*Exercise:*
Where a line holds the word "this", count it, then give only the total for the entries below.
Material provided: Begin
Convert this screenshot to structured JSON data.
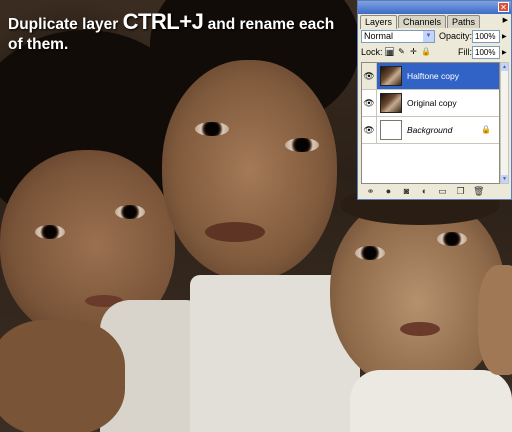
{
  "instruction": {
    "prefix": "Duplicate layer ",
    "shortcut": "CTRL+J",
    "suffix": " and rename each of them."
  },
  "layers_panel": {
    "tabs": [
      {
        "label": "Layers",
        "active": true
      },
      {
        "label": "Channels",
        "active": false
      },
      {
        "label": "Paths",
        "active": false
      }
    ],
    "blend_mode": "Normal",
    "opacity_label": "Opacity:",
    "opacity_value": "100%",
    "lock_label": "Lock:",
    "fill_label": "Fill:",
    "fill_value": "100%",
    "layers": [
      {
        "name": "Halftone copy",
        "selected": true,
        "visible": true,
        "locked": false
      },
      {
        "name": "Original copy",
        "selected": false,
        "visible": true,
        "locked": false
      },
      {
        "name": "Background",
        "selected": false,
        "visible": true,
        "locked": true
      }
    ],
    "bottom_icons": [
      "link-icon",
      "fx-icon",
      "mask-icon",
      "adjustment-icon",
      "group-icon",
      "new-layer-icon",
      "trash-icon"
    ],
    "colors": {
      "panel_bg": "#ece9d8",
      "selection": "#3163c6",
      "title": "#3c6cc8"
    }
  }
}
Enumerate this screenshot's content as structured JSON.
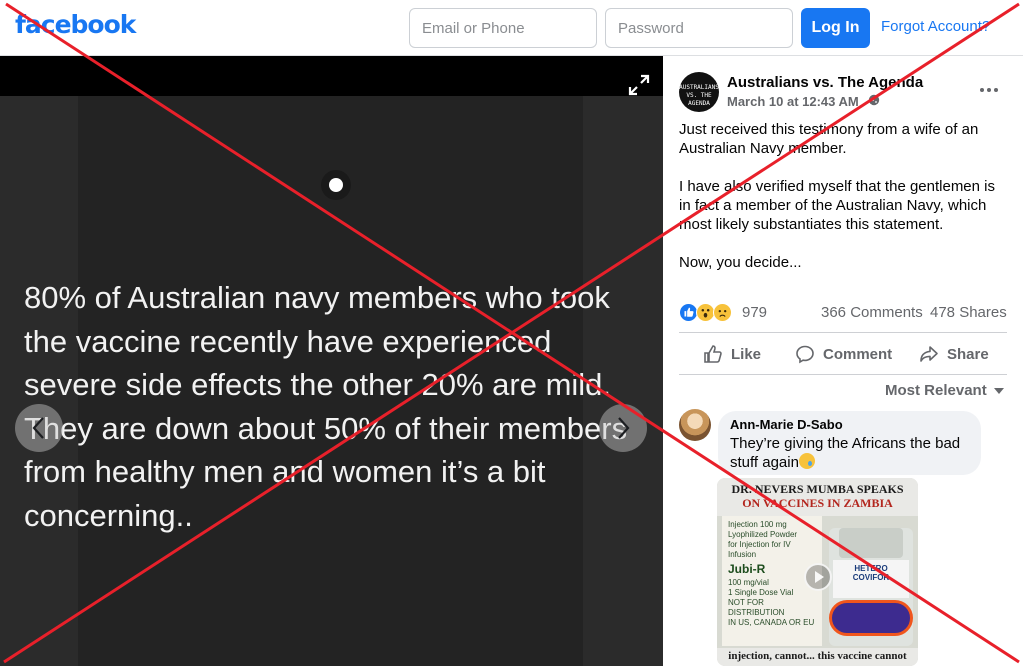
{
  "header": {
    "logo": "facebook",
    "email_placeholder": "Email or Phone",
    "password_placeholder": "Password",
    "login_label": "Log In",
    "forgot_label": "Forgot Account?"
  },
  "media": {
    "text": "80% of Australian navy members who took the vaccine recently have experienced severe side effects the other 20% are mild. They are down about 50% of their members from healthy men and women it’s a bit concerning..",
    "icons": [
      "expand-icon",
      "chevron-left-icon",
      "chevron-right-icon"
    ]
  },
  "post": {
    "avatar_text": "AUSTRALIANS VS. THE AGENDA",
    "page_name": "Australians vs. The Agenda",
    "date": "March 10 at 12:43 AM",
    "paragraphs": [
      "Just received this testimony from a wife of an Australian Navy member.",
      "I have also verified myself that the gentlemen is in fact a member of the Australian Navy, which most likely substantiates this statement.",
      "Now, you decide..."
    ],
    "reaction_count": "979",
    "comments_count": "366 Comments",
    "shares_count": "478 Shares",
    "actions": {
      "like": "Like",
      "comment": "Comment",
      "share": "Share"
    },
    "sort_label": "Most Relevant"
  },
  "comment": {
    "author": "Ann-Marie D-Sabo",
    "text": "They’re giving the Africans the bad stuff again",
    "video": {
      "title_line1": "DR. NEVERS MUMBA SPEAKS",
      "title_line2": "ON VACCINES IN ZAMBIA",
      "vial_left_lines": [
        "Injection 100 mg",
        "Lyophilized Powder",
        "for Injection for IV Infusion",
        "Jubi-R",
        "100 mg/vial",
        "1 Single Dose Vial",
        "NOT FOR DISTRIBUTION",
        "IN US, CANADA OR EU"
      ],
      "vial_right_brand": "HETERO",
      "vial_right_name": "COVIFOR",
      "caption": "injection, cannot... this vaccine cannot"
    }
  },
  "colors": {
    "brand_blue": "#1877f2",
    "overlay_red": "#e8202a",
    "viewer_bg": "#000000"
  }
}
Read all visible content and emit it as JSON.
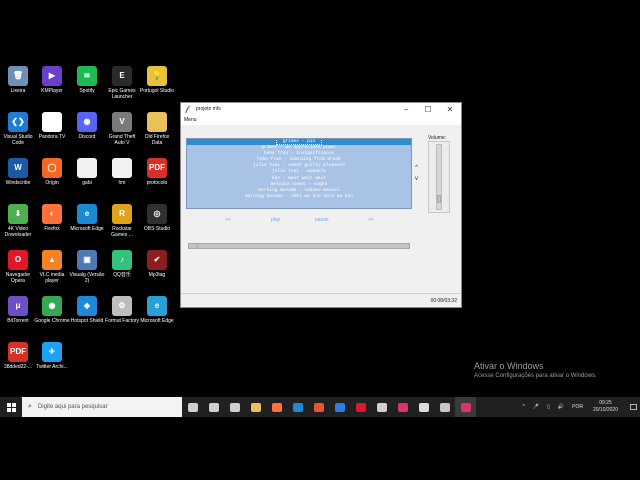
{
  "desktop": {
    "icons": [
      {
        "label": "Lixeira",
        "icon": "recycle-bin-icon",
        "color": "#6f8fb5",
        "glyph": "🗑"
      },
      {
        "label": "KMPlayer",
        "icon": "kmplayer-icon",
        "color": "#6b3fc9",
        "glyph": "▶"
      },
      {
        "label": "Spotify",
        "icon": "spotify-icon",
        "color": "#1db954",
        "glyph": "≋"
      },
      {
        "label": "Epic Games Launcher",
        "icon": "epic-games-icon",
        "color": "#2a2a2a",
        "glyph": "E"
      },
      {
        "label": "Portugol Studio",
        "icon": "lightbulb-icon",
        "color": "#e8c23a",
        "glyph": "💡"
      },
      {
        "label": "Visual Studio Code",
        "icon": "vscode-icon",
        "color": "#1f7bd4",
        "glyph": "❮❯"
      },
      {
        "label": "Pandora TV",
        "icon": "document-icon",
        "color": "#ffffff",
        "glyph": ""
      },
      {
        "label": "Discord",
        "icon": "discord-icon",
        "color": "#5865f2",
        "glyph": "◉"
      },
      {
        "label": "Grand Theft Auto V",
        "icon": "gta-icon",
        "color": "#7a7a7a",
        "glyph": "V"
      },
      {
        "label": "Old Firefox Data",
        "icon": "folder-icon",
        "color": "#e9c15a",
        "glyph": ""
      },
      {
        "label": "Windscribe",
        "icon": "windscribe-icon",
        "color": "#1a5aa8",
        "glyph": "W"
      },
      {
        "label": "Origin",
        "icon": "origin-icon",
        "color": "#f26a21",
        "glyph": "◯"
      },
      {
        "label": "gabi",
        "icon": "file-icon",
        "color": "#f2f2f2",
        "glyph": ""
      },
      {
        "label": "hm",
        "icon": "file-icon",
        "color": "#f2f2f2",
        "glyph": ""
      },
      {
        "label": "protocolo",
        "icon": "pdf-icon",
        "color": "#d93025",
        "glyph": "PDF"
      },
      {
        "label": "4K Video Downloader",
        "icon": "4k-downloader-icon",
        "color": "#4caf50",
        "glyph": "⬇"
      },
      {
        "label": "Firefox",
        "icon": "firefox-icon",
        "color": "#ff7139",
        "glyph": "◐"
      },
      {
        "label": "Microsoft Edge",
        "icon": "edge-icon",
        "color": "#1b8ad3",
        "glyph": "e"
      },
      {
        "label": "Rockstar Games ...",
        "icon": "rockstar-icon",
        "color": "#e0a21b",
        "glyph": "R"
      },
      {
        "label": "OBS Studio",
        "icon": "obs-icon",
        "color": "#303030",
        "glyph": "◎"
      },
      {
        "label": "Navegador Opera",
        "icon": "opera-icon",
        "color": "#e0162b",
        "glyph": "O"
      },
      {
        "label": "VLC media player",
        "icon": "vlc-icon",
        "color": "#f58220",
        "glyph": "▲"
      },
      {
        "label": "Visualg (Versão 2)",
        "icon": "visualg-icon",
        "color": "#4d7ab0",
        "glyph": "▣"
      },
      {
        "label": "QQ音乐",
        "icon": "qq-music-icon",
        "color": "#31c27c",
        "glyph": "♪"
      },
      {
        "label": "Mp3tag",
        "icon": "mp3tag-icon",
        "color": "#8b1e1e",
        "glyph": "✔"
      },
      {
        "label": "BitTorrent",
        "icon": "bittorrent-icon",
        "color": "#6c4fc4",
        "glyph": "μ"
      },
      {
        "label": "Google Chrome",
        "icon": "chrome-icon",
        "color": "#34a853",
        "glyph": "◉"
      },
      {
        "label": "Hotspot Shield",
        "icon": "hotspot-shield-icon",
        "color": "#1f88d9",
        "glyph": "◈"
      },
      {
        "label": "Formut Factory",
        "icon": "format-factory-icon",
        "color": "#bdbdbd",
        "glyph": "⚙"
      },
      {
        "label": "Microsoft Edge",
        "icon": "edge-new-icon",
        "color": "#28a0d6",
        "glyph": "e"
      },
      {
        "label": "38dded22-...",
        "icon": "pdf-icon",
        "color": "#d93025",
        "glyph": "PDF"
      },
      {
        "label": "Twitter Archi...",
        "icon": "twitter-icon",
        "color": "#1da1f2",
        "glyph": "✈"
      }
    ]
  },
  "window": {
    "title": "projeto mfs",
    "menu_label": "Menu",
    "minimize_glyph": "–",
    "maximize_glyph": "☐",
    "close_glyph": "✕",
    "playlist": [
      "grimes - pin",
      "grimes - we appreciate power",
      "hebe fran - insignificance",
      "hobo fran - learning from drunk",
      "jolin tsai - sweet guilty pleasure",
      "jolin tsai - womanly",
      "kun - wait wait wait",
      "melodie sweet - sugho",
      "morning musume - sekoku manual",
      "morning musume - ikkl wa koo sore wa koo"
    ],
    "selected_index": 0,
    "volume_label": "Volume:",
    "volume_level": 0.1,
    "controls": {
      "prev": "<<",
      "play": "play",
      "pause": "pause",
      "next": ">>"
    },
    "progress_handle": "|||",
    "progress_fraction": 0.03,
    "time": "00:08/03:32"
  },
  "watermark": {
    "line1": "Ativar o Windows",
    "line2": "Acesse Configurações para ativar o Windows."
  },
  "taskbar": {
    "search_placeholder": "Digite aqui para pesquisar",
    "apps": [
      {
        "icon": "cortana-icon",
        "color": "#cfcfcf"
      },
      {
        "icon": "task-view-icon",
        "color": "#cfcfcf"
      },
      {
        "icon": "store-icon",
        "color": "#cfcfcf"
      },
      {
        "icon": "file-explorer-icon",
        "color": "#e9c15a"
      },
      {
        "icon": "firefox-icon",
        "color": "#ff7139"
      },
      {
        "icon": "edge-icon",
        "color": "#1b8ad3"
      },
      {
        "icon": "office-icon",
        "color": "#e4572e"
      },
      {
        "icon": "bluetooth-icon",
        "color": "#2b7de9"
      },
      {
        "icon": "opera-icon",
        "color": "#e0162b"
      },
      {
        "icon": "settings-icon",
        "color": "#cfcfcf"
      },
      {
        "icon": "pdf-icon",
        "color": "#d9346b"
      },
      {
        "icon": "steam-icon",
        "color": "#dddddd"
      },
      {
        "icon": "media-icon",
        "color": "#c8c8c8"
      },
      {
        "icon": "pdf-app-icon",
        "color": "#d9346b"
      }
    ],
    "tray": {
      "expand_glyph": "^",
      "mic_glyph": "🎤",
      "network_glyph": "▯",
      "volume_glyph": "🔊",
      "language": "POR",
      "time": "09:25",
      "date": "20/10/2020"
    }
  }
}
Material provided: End
*Exercise response:*
5